As she spoke, the haphazard sounds of a Beatles song slowly played began to rise from the practice rooms below her. Students, the last group of that day, were laughing, talking, and playing lazily in time, and the sounds of their expressions filled every corner of the old echoey firehouse.

It was the first week that students and staff had been back in the building since March of 2020, and the entire building was abuzz with the excitement that such a return brought.

“When we have this place fully programmed you can hardly hear yourself think up here,” said Steczynski. “But we’ve really missed it.”

Katie Gibson and Najwa Aswad, recent additions to the ZUMiX staff, agreed. “It’s great to hear this live music coming up from the floor all day,” said Gibson.

For now, the additional rooms on the second floor of the building are still vacant, but the team at ZUMiX made it clear that it would not be that way for very long. Soon, the recording studio and radio station housed at the fire station would be full of eager, music-minded students, and the beautiful, overwhelming cacophony of students discovering their passion would fill the space once again.

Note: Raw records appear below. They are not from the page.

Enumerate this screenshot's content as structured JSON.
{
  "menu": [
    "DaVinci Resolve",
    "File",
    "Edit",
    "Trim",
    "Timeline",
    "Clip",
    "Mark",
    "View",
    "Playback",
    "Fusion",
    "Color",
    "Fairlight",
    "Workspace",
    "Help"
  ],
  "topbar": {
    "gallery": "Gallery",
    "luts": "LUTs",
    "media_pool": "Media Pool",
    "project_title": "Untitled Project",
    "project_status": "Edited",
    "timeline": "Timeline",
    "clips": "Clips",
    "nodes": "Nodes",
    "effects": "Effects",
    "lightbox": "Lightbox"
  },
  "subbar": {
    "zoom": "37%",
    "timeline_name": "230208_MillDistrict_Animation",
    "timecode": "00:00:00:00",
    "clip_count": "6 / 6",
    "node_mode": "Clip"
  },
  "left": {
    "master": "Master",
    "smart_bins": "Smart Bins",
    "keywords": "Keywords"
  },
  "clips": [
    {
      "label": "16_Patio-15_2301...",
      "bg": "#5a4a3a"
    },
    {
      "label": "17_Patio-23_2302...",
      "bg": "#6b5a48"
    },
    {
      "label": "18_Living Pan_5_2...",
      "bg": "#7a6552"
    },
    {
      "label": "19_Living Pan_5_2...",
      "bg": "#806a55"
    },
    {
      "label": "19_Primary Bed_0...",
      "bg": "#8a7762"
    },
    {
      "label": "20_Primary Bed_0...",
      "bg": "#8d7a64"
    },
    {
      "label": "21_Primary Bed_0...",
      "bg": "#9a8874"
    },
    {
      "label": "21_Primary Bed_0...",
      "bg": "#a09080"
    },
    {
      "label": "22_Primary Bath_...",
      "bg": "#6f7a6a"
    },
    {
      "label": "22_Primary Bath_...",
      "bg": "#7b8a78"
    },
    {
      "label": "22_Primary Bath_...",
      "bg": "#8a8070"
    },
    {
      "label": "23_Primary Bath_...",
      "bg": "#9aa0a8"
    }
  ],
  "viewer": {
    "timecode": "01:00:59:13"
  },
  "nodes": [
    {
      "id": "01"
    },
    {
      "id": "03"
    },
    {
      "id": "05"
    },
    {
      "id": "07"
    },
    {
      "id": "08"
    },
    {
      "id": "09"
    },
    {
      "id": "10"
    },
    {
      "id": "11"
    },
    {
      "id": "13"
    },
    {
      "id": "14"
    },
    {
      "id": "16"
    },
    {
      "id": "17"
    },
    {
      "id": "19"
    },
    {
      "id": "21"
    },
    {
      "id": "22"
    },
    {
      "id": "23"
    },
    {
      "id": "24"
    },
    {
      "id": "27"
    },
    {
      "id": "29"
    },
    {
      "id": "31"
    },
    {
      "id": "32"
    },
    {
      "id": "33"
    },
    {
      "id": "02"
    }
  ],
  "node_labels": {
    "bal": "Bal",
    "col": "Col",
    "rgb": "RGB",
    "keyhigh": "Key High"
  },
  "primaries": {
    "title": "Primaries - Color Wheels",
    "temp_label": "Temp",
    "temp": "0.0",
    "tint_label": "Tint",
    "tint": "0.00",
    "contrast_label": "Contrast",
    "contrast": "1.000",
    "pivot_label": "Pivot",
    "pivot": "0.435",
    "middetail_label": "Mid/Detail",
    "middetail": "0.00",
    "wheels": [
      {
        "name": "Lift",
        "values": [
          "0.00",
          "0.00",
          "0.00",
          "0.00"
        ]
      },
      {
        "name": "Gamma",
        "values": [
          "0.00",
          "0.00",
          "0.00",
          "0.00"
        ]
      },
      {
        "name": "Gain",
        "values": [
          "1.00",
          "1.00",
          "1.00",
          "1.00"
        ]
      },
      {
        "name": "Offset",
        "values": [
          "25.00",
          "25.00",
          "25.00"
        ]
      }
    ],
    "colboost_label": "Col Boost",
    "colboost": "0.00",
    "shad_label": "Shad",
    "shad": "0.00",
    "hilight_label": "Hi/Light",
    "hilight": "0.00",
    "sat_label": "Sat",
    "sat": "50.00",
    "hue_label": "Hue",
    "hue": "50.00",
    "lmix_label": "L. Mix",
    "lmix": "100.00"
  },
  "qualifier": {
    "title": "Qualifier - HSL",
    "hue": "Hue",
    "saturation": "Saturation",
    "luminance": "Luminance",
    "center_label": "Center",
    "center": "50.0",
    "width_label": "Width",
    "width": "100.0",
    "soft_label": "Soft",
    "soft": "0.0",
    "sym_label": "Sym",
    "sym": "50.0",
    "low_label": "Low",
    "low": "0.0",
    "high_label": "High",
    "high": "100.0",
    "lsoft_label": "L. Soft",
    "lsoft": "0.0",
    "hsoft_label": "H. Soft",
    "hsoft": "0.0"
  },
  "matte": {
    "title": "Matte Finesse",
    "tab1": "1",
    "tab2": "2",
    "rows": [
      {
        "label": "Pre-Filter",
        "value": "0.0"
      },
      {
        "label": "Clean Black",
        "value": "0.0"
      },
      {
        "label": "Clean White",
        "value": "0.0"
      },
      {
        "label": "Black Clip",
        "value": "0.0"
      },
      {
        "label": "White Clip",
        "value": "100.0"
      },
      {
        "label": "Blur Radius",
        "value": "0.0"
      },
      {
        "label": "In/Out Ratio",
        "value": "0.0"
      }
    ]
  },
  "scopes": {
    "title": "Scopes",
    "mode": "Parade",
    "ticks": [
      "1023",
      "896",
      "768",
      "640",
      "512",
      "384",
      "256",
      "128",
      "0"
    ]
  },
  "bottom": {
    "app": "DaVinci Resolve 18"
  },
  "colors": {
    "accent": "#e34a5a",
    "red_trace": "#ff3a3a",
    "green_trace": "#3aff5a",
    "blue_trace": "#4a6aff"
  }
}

ZUMiX has decided to go all out in celebrating their thirtieth anniversary and the staff there have a full three years of celebration planned—a novel idea based on the idea of a record spinning on a turntable at 33 ⅓ rotations per minute. Their new summer programming is a part of that—as are all the plans they have for their students this coming school year—but a major part of their celebration involves looking back on the impact the organization has had on its community and beyond in the last three decades.

Madeleine Steczynski smiled as she recalled the story of a former student who has since gone on to pursue a Ph.D. in mathematics since her time at ZUMiX. The director explained that, while that student did learn and study music at ZUMiX, what they learned was how not to give up on themselves. It’s that drive and those lessons that have helped so many students navigate their lives after their time at ZUMiX is complete.

“Many students don’t take up music professionally after their time in the program,” Steczynski said, “but they always walk away understanding themselves better. We’ve had all sorts of alumni coming out of the woodwork these last few months with really powerful stories about the impact the program had on them. It’s been great to see and hear how the community has stuck together.”

With a one million dollar gift behind them, ZUMiX now has a chance to keep serving East Boston and beyond for another thirty years to come. It’s a responsibility and an honor they seem to not take lightly, and if this summer’s programming is any indication, the students and staff have quite a bit more to give the community around them.